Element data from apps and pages
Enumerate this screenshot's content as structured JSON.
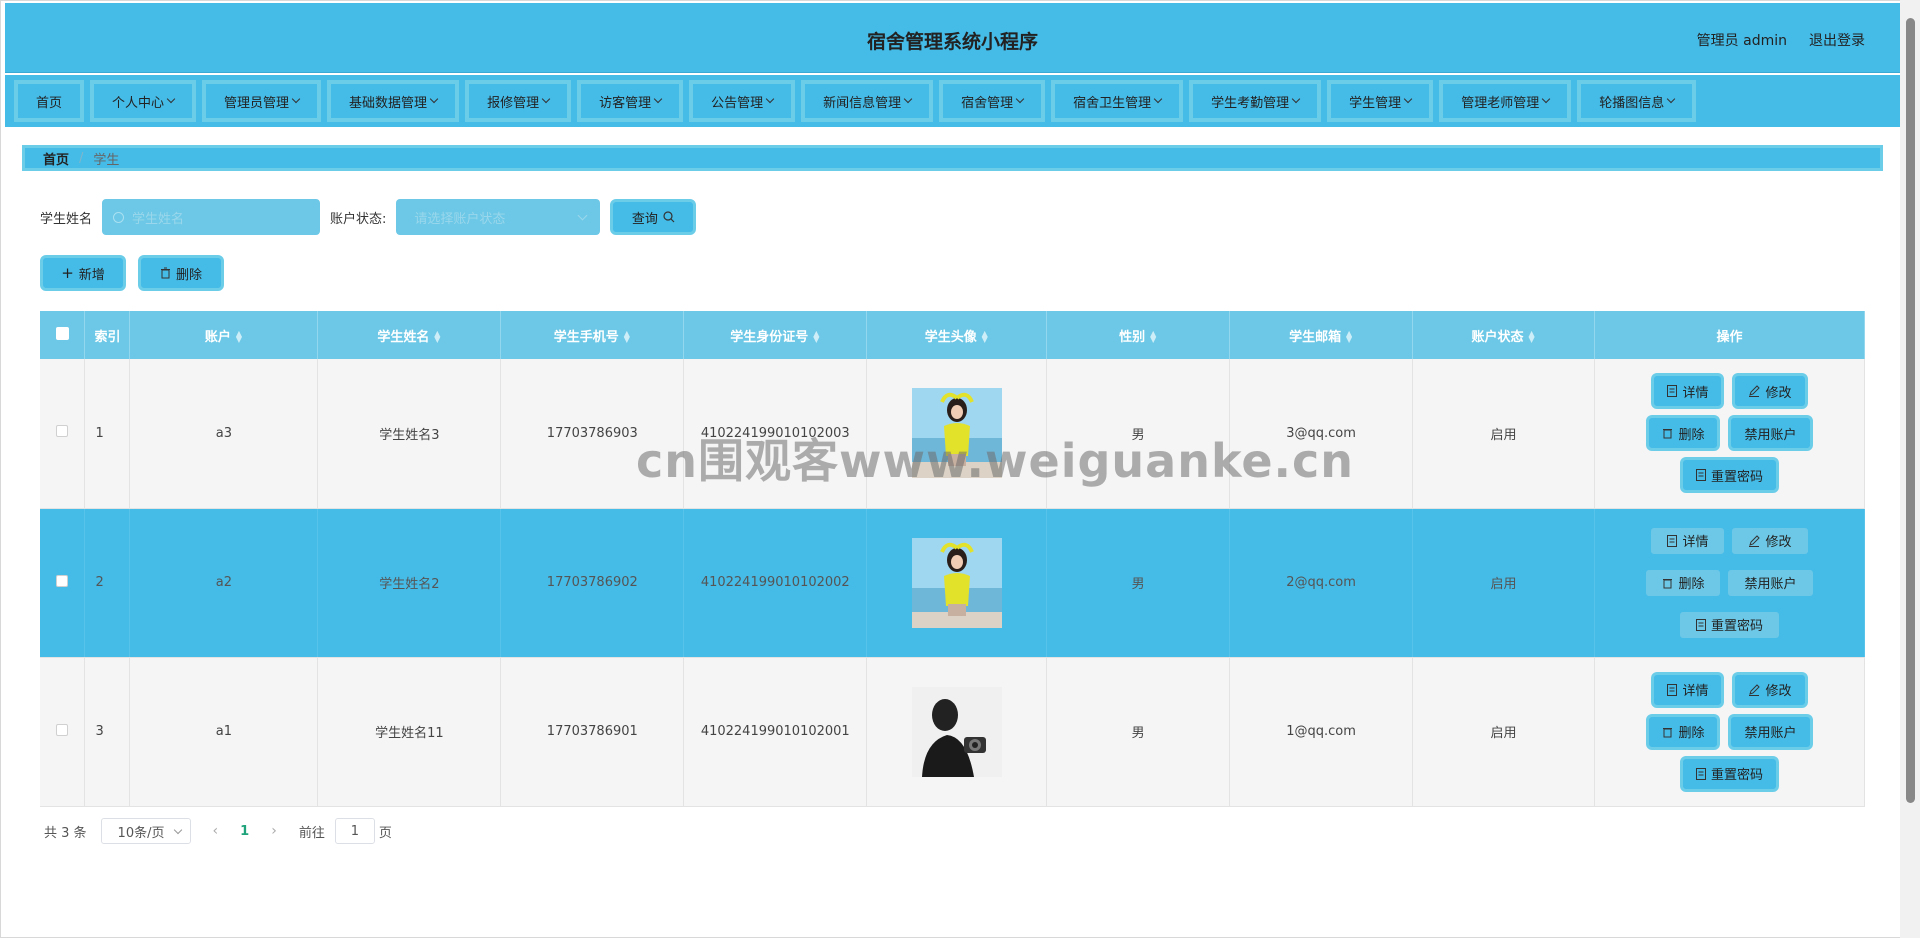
{
  "header": {
    "title": "宿舍管理系统小程序",
    "user": "管理员 admin",
    "logout": "退出登录"
  },
  "nav": [
    {
      "label": "首页",
      "has_menu": false
    },
    {
      "label": "个人中心",
      "has_menu": true
    },
    {
      "label": "管理员管理",
      "has_menu": true
    },
    {
      "label": "基础数据管理",
      "has_menu": true
    },
    {
      "label": "报修管理",
      "has_menu": true
    },
    {
      "label": "访客管理",
      "has_menu": true
    },
    {
      "label": "公告管理",
      "has_menu": true
    },
    {
      "label": "新闻信息管理",
      "has_menu": true
    },
    {
      "label": "宿舍管理",
      "has_menu": true
    },
    {
      "label": "宿舍卫生管理",
      "has_menu": true
    },
    {
      "label": "学生考勤管理",
      "has_menu": true
    },
    {
      "label": "学生管理",
      "has_menu": true
    },
    {
      "label": "管理老师管理",
      "has_menu": true
    },
    {
      "label": "轮播图信息",
      "has_menu": true
    }
  ],
  "breadcrumb": {
    "home": "首页",
    "sep": "/",
    "current": "学生"
  },
  "search": {
    "name_label": "学生姓名",
    "name_placeholder": "学生姓名",
    "status_label": "账户状态:",
    "status_placeholder": "请选择账户状态",
    "query_button": "查询"
  },
  "actions": {
    "add": "新增",
    "delete": "删除"
  },
  "table": {
    "columns": [
      "索引",
      "账户",
      "学生姓名",
      "学生手机号",
      "学生身份证号",
      "学生头像",
      "性别",
      "学生邮箱",
      "账户状态",
      "操作"
    ],
    "rows": [
      {
        "index": "1",
        "account": "a3",
        "name": "学生姓名3",
        "phone": "17703786903",
        "id_card": "410224199010102003",
        "gender": "男",
        "email": "3@qq.com",
        "status": "启用",
        "avatar": "girl-yellow"
      },
      {
        "index": "2",
        "account": "a2",
        "name": "学生姓名2",
        "phone": "17703786902",
        "id_card": "410224199010102002",
        "gender": "男",
        "email": "2@qq.com",
        "status": "启用",
        "avatar": "girl-yellow"
      },
      {
        "index": "3",
        "account": "a1",
        "name": "学生姓名11",
        "phone": "17703786901",
        "id_card": "410224199010102001",
        "gender": "男",
        "email": "1@qq.com",
        "status": "启用",
        "avatar": "man-camera"
      }
    ],
    "ops": {
      "detail": "详情",
      "edit": "修改",
      "delete": "删除",
      "disable": "禁用账户",
      "reset": "重置密码"
    }
  },
  "pager": {
    "total": "共 3 条",
    "page_size": "10条/页",
    "current_page": "1",
    "goto_prefix": "前往",
    "goto_value": "1",
    "goto_suffix": "页"
  },
  "watermark": "cn围观客www.weiguanke.cn",
  "colors": {
    "primary": "#45bbe7",
    "light": "#6cc8e6",
    "border": "#6ccde9"
  }
}
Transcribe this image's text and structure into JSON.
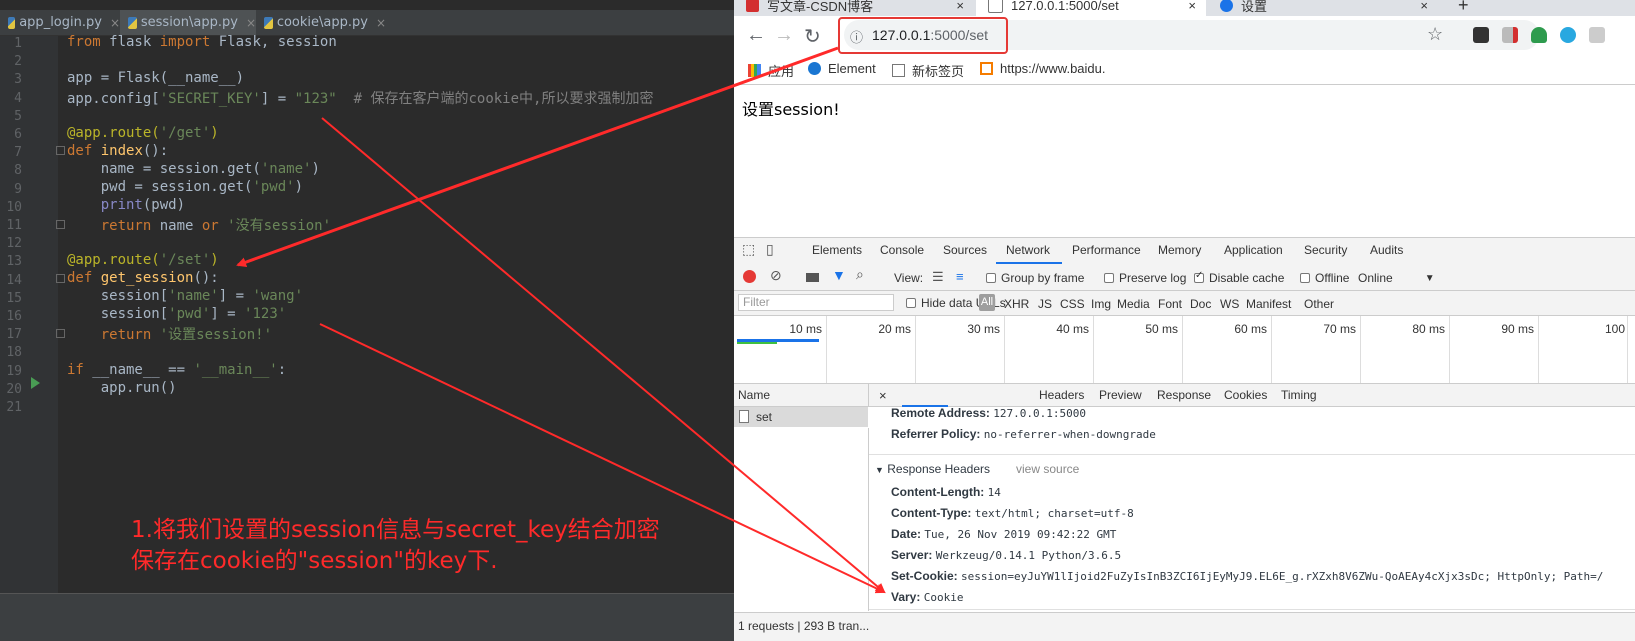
{
  "ide": {
    "tabs": [
      {
        "label": "app_login.py"
      },
      {
        "label": "session\\app.py"
      },
      {
        "label": "cookie\\app.py"
      }
    ],
    "tab_close": "×",
    "line_numbers": [
      "1",
      "2",
      "3",
      "4",
      "5",
      "6",
      "7",
      "8",
      "9",
      "10",
      "11",
      "12",
      "13",
      "14",
      "15",
      "16",
      "17",
      "18",
      "19",
      "20",
      "21"
    ],
    "code": {
      "l1": {
        "kw": "from",
        "a": " flask ",
        "kw2": "import",
        "b": " Flask, session"
      },
      "l3": "app = Flask(__name__)",
      "l4": {
        "a": "app.config[",
        "s1": "'SECRET_KEY'",
        "b": "] = ",
        "s2": "\"123\"",
        "c": "  ",
        "cm": "# 保存在客户端的cookie中,所以要求强制加密"
      },
      "l6": {
        "dec": "@app.route(",
        "s": "'/get'",
        "e": ")"
      },
      "l7": {
        "kw": "def",
        "fn": " index",
        "e": "():"
      },
      "l8": {
        "a": "    name = session.get(",
        "s": "'name'",
        "e": ")"
      },
      "l9": {
        "a": "    pwd = session.get(",
        "s": "'pwd'",
        "e": ")"
      },
      "l10": {
        "bi": "    print",
        "e": "(pwd)"
      },
      "l11": {
        "kw": "    return",
        "a": " name ",
        "kw2": "or",
        "s": " '没有session'"
      },
      "l13": {
        "dec": "@app.route(",
        "s": "'/set'",
        "e": ")"
      },
      "l14": {
        "kw": "def",
        "fn": " get_session",
        "e": "():"
      },
      "l15": {
        "a": "    session[",
        "s1": "'name'",
        "b": "] = ",
        "s2": "'wang'"
      },
      "l16": {
        "a": "    session[",
        "s1": "'pwd'",
        "b": "] = ",
        "s2": "'123'"
      },
      "l17": {
        "kw": "    return",
        "s": " '设置session!'"
      },
      "l19": {
        "kw": "if",
        "a": " __name__ == ",
        "s": "'__main__'",
        "e": ":"
      },
      "l20": "    app.run()"
    },
    "annotation_line1": "1.将我们设置的session信息与secret_key结合加密",
    "annotation_line2": "保存在cookie的\"session\"的key下."
  },
  "browser": {
    "tabs": [
      {
        "label": "写文章-CSDN博客"
      },
      {
        "label": "127.0.0.1:5000/set"
      },
      {
        "label": "设置"
      }
    ],
    "new_tab": "+",
    "tab_close": "×",
    "url_host": "127.0.0.1",
    "url_path": ":5000/set",
    "bookmarks": [
      "应用",
      "Element",
      "新标签页",
      "https://www.baidu."
    ],
    "page_text": "设置session!",
    "colors": {
      "accent": "#1a73e8",
      "annotation_red": "#ff2a2a"
    }
  },
  "devtools": {
    "tabs": [
      "Elements",
      "Console",
      "Sources",
      "Network",
      "Performance",
      "Memory",
      "Application",
      "Security",
      "Audits"
    ],
    "toolbar": {
      "view": "View:",
      "group_by_frame": "Group by frame",
      "preserve_log": "Preserve log",
      "disable_cache": "Disable cache",
      "offline": "Offline",
      "online": "Online"
    },
    "filter_placeholder": "Filter",
    "hide_data_urls": "Hide data URLs",
    "filter_types": [
      "All",
      "XHR",
      "JS",
      "CSS",
      "Img",
      "Media",
      "Font",
      "Doc",
      "WS",
      "Manifest",
      "Other"
    ],
    "timeline_labels": [
      "10 ms",
      "20 ms",
      "30 ms",
      "40 ms",
      "50 ms",
      "60 ms",
      "70 ms",
      "80 ms",
      "90 ms",
      "100"
    ],
    "name_header": "Name",
    "request_name": "set",
    "detail_tabs": [
      "Headers",
      "Preview",
      "Response",
      "Cookies",
      "Timing"
    ],
    "status": "1 requests | 293 B tran...",
    "general": {
      "remote_address_k": "Remote Address:",
      "remote_address_v": "127.0.0.1:5000",
      "referrer_policy_k": "Referrer Policy:",
      "referrer_policy_v": "no-referrer-when-downgrade"
    },
    "response_headers_title": "Response Headers",
    "view_source": "view source",
    "response_headers": [
      {
        "k": "Content-Length:",
        "v": "14"
      },
      {
        "k": "Content-Type:",
        "v": "text/html; charset=utf-8"
      },
      {
        "k": "Date:",
        "v": "Tue, 26 Nov 2019 09:42:22 GMT"
      },
      {
        "k": "Server:",
        "v": "Werkzeug/0.14.1 Python/3.6.5"
      },
      {
        "k": "Set-Cookie:",
        "v": "session=eyJuYW1lIjoid2FuZyIsInB3ZCI6IjEyMyJ9.EL6E_g.rXZxh8V6ZWu-QoAEAy4cXjx3sDc; HttpOnly; Path=/"
      },
      {
        "k": "Vary:",
        "v": "Cookie"
      }
    ]
  }
}
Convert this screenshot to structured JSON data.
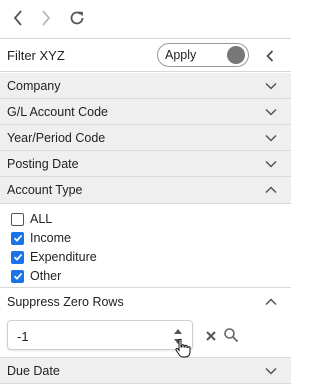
{
  "toolbar": {
    "back_icon": "chevron-left-icon",
    "forward_icon": "chevron-right-icon",
    "refresh_icon": "refresh-icon"
  },
  "filter": {
    "title": "Filter XYZ",
    "apply_label": "Apply",
    "collapse_icon": "chevron-left-icon"
  },
  "sections": {
    "company": "Company",
    "gl_account_code": "G/L Account Code",
    "year_period_code": "Year/Period Code",
    "posting_date": "Posting Date",
    "account_type": "Account Type",
    "suppress_zero_rows": "Suppress Zero Rows",
    "due_date": "Due Date"
  },
  "account_type": {
    "options": [
      {
        "label": "ALL",
        "checked": false
      },
      {
        "label": "Income",
        "checked": true
      },
      {
        "label": "Expenditure",
        "checked": true
      },
      {
        "label": "Other",
        "checked": true
      }
    ]
  },
  "suppress_zero_rows": {
    "value": "-1"
  },
  "colors": {
    "checkbox_checked": "#1a73e8",
    "section_bg": "#efefef",
    "toggle_knob": "#777777"
  }
}
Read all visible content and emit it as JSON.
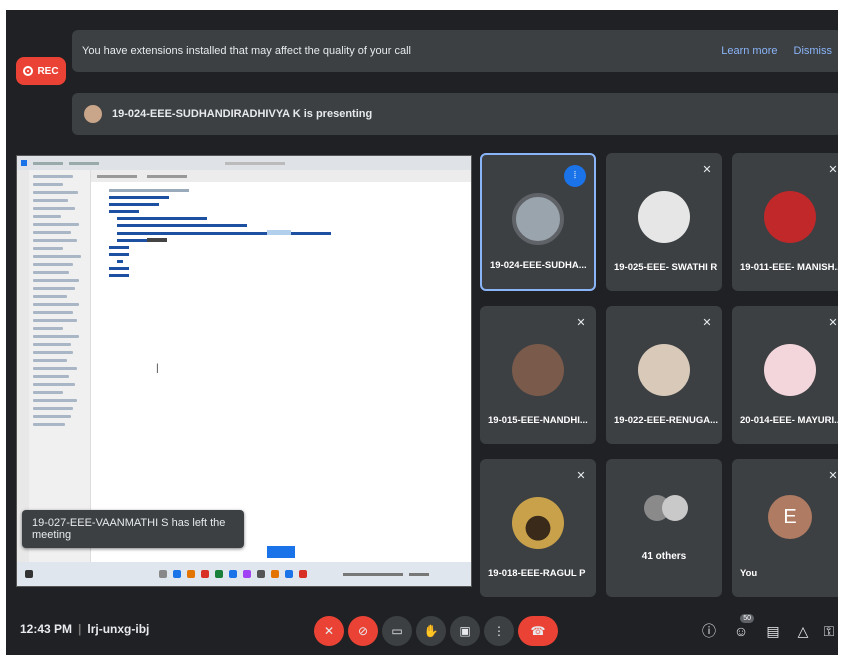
{
  "banner": {
    "extensions_message": "You have extensions installed that may affect the quality of your call",
    "learn_more": "Learn more",
    "dismiss": "Dismiss"
  },
  "rec_label": "REC",
  "presenting": "19-024-EEE-SUDHANDIRADHIVYA K is presenting",
  "toast": "19-027-EEE-VAANMATHI S has left the meeting",
  "participants": [
    {
      "name": "19-024-EEE-SUDHA...",
      "state": "speaking",
      "avatar_color": "#9aa4ad"
    },
    {
      "name": "19-025-EEE- SWATHI R",
      "state": "muted",
      "avatar_color": "#e6e6e6"
    },
    {
      "name": "19-011-EEE- MANISH...",
      "state": "muted",
      "avatar_color": "#c0282a"
    },
    {
      "name": "19-015-EEE-NANDHI...",
      "state": "muted",
      "avatar_color": "#7a5a4b"
    },
    {
      "name": "19-022-EEE-RENUGA...",
      "state": "muted",
      "avatar_color": "#d8c9b9"
    },
    {
      "name": "20-014-EEE- MAYURI...",
      "state": "muted",
      "avatar_color": "#f3d6dc"
    },
    {
      "name": "19-018-EEE-RAGUL P",
      "state": "muted",
      "avatar_color": "#c8a14a"
    },
    {
      "others_count_label": "41 others"
    },
    {
      "name": "You",
      "initial": "E",
      "state": "muted",
      "avatar_color": "#b07b63"
    }
  ],
  "footer": {
    "time": "12:43 PM",
    "meeting_code": "lrj-unxg-ibj",
    "participants_badge": "50"
  },
  "colors": {
    "background": "#202124",
    "surface": "#3c4043",
    "danger": "#ea4335",
    "accent": "#8ab4f8"
  }
}
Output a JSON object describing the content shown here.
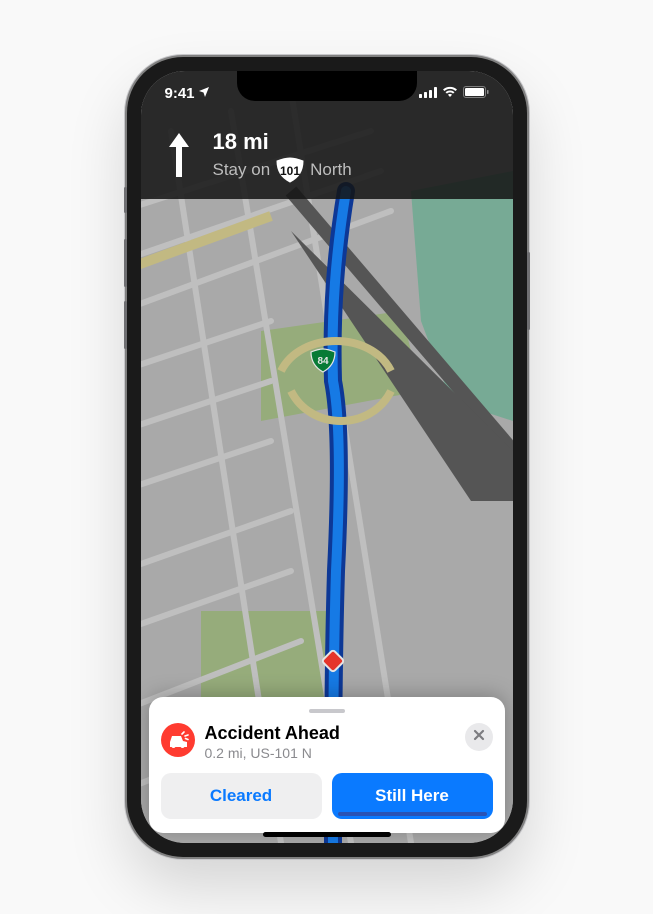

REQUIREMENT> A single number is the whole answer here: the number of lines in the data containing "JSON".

WRITTEN RESPONSE> 5